[EXERCISE BRIEF] Give the number of lines below that hold the string "JSON", and nothing more.

[INFORMATION]
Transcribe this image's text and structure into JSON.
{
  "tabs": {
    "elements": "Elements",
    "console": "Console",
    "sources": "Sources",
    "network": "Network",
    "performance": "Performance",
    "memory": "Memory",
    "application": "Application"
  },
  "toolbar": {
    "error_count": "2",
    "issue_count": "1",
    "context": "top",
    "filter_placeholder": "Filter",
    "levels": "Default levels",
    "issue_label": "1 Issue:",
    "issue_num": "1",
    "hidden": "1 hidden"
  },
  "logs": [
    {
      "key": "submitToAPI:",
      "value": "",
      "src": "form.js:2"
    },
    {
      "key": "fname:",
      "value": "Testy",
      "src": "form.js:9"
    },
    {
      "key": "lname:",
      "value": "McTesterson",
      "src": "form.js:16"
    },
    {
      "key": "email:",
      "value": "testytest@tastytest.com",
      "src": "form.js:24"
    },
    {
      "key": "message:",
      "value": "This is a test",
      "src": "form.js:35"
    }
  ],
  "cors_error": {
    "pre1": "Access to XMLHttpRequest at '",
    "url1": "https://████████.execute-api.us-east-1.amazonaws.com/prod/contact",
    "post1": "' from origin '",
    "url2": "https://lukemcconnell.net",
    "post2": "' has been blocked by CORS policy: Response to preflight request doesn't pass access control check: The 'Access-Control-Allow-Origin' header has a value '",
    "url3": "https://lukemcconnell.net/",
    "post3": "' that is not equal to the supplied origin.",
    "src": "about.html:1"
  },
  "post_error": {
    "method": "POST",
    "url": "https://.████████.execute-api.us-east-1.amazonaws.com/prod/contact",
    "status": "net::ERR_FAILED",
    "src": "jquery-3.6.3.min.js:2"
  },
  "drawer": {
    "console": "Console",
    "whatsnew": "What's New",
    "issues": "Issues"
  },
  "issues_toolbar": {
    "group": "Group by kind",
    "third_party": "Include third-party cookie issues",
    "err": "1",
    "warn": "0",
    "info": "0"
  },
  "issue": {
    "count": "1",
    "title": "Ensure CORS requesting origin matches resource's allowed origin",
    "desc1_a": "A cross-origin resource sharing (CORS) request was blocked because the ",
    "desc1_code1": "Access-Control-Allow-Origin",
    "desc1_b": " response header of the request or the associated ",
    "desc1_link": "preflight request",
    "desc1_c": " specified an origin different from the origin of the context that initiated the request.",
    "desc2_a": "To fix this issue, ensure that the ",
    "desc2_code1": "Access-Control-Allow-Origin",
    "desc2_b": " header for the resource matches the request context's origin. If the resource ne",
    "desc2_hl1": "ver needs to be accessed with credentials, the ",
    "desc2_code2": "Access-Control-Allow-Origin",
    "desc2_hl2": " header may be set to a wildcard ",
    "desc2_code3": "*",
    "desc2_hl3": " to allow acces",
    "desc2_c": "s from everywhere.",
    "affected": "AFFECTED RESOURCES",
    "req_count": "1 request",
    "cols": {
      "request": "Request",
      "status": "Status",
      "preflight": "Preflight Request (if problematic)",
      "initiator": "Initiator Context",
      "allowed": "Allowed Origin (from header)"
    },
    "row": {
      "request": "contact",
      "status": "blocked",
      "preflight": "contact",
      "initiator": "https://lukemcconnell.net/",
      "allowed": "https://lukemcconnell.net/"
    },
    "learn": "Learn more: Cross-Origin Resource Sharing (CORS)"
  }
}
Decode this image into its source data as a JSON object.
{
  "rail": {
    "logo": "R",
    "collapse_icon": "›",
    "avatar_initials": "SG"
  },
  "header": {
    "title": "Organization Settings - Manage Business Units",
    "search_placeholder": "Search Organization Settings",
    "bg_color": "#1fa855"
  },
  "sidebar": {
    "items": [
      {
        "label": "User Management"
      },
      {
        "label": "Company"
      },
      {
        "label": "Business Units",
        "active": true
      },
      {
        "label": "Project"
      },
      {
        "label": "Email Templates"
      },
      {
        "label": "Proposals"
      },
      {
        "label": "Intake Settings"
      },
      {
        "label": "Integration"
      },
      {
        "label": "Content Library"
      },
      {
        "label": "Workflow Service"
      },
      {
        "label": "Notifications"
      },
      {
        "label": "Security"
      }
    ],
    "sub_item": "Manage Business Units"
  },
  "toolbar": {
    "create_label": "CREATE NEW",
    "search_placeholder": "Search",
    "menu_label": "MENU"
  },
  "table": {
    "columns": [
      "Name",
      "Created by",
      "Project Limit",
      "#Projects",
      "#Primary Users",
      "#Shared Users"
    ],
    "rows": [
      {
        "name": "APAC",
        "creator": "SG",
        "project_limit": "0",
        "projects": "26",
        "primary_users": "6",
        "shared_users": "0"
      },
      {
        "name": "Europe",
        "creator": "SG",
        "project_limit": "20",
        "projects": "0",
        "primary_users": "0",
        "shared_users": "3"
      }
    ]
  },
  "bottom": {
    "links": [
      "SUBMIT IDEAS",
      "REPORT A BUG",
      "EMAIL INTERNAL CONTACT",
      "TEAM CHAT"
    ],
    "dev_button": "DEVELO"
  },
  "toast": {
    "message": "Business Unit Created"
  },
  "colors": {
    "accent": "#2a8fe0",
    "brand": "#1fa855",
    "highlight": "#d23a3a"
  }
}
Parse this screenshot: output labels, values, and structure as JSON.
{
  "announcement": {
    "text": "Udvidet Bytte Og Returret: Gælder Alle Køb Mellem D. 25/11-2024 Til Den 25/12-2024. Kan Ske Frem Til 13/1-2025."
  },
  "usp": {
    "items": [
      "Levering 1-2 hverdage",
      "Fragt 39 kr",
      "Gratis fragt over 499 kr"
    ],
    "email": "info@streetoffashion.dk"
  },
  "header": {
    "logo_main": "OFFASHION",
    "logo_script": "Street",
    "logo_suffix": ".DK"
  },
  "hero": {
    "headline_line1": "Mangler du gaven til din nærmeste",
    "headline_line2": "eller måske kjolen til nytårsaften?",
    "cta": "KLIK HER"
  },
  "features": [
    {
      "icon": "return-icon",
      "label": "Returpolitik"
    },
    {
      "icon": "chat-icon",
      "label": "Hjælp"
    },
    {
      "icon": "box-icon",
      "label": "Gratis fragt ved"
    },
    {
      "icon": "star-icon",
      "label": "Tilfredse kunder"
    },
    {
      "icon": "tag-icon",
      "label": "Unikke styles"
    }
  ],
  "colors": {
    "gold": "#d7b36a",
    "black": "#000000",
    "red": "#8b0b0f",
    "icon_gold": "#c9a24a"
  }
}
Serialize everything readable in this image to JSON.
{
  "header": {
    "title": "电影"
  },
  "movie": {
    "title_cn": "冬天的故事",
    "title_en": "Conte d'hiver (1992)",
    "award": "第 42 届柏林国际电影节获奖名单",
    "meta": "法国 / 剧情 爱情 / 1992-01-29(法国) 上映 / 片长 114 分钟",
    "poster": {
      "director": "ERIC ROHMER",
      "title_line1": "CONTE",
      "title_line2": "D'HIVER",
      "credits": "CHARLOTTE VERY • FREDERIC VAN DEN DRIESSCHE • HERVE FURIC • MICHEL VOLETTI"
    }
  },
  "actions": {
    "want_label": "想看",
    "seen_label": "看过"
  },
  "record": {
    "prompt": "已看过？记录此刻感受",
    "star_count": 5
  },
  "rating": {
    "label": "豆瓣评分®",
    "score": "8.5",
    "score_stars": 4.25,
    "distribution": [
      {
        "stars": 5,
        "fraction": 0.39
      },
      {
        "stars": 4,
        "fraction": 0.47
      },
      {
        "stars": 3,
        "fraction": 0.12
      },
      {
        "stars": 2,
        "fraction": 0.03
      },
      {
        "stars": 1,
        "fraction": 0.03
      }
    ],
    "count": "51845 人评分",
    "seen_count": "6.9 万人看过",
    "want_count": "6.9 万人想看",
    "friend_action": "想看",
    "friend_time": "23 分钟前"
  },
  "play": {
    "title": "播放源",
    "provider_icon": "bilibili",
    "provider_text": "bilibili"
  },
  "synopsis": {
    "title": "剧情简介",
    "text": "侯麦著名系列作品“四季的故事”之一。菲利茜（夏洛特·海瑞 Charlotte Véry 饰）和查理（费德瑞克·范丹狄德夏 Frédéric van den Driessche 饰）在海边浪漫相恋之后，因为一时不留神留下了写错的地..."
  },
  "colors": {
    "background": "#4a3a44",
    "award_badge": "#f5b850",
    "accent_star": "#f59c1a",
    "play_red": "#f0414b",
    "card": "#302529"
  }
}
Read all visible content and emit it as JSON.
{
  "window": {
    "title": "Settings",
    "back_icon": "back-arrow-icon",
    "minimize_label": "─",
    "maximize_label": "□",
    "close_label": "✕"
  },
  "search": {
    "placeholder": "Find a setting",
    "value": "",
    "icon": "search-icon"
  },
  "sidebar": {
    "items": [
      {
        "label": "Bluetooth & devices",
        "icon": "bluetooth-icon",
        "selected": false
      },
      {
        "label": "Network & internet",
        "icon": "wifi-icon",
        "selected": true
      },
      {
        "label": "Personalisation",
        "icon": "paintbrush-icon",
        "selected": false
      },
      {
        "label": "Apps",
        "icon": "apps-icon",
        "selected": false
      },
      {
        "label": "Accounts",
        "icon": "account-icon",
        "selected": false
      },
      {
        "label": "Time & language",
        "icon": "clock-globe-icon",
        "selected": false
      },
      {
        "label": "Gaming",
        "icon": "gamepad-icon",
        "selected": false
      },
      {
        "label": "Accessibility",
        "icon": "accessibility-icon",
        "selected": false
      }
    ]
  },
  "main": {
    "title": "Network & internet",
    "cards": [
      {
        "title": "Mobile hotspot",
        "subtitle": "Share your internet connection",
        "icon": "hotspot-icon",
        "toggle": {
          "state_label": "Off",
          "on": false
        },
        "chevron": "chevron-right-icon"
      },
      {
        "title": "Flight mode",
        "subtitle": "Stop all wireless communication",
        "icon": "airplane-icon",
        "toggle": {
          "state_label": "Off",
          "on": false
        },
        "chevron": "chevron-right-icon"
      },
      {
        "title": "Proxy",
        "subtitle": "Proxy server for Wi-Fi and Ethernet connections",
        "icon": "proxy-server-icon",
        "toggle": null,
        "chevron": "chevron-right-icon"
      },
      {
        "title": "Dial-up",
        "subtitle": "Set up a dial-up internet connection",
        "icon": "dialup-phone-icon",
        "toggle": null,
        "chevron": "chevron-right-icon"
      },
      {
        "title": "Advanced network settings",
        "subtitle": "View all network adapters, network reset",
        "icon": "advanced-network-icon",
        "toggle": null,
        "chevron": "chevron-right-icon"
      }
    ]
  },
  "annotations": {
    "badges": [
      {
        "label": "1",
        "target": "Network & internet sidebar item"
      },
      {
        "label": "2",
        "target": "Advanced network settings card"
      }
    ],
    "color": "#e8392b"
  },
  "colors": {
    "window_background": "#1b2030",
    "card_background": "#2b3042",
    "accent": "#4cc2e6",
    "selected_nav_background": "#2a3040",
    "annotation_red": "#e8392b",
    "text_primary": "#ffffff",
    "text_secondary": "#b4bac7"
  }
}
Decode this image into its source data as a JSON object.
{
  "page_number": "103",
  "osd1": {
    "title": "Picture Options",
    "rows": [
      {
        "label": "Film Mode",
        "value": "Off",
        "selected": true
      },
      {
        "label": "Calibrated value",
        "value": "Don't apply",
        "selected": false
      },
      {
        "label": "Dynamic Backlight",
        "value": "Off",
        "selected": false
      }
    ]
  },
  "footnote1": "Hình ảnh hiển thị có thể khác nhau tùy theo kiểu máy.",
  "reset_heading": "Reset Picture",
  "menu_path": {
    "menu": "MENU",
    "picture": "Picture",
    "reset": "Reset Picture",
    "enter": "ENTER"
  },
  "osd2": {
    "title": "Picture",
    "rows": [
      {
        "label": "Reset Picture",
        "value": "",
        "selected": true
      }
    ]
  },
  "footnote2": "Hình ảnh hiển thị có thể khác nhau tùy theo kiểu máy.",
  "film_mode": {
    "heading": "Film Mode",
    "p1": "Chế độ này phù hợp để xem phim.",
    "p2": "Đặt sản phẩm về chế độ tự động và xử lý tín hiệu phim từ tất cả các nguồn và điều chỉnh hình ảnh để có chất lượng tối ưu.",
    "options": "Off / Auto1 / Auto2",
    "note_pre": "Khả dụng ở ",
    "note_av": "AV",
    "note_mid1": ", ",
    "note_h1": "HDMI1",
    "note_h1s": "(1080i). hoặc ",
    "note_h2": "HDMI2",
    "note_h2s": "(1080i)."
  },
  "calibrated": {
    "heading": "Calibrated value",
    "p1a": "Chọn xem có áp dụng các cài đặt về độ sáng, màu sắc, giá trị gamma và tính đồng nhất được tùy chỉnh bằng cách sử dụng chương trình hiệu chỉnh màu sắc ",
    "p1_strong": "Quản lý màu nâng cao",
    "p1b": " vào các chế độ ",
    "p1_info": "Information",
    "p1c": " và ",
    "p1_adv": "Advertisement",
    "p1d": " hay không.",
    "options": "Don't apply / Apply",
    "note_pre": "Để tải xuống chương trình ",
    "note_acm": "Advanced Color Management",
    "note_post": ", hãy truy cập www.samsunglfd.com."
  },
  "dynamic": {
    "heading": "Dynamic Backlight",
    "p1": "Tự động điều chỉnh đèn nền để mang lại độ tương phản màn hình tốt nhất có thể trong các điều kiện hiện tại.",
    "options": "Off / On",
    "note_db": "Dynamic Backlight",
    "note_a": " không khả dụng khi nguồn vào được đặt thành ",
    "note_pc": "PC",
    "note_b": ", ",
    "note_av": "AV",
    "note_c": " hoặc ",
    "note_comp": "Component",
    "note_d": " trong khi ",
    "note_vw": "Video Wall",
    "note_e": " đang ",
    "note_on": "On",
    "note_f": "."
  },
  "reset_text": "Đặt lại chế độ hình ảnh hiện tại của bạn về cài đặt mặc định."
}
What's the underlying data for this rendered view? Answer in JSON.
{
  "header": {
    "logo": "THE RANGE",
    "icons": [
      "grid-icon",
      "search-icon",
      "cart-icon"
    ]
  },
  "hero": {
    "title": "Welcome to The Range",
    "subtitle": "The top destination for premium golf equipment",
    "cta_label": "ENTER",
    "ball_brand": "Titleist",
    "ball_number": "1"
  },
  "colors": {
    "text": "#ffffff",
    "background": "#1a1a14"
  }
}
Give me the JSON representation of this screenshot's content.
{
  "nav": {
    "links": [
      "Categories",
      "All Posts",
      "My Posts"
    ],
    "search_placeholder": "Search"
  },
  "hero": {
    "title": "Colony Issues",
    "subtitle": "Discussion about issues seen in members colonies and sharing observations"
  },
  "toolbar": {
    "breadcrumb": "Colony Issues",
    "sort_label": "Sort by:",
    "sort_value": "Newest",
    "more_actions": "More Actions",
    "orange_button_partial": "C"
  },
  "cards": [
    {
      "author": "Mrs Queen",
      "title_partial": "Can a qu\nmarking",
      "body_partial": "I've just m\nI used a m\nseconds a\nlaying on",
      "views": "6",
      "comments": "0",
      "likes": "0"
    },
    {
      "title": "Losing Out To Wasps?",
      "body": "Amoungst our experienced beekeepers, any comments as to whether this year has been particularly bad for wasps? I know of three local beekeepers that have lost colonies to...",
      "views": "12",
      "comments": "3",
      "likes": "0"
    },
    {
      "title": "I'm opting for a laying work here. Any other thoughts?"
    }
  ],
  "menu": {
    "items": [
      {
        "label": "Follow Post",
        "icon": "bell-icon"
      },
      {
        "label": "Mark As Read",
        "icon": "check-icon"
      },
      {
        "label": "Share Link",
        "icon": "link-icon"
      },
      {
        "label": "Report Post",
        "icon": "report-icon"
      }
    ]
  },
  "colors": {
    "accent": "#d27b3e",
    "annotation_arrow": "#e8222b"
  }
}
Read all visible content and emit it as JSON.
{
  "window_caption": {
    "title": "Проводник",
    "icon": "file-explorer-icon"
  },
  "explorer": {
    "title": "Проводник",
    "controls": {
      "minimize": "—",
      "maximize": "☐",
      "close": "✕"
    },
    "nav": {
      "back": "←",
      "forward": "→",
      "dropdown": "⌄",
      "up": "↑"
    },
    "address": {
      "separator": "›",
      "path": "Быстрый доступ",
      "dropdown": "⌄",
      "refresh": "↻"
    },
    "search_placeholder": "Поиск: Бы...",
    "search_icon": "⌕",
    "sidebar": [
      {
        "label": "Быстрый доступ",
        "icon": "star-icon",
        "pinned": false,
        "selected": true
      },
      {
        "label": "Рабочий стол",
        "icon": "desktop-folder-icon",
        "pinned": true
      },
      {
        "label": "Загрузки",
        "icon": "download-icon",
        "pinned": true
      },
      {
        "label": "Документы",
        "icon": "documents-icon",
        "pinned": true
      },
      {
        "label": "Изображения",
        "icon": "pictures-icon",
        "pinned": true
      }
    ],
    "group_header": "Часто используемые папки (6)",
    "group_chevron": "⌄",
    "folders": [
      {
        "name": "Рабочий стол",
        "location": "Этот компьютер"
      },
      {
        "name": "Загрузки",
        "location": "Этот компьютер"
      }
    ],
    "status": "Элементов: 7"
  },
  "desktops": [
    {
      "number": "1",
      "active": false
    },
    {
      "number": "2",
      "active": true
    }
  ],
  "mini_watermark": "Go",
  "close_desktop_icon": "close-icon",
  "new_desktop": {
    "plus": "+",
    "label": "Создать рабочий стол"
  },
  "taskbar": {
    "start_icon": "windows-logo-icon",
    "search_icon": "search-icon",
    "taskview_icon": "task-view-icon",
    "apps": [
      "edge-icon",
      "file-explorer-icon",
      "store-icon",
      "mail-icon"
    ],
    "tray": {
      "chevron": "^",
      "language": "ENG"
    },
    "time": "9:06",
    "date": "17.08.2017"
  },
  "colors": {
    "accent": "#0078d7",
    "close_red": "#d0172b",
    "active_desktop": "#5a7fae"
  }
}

[REPLY] 9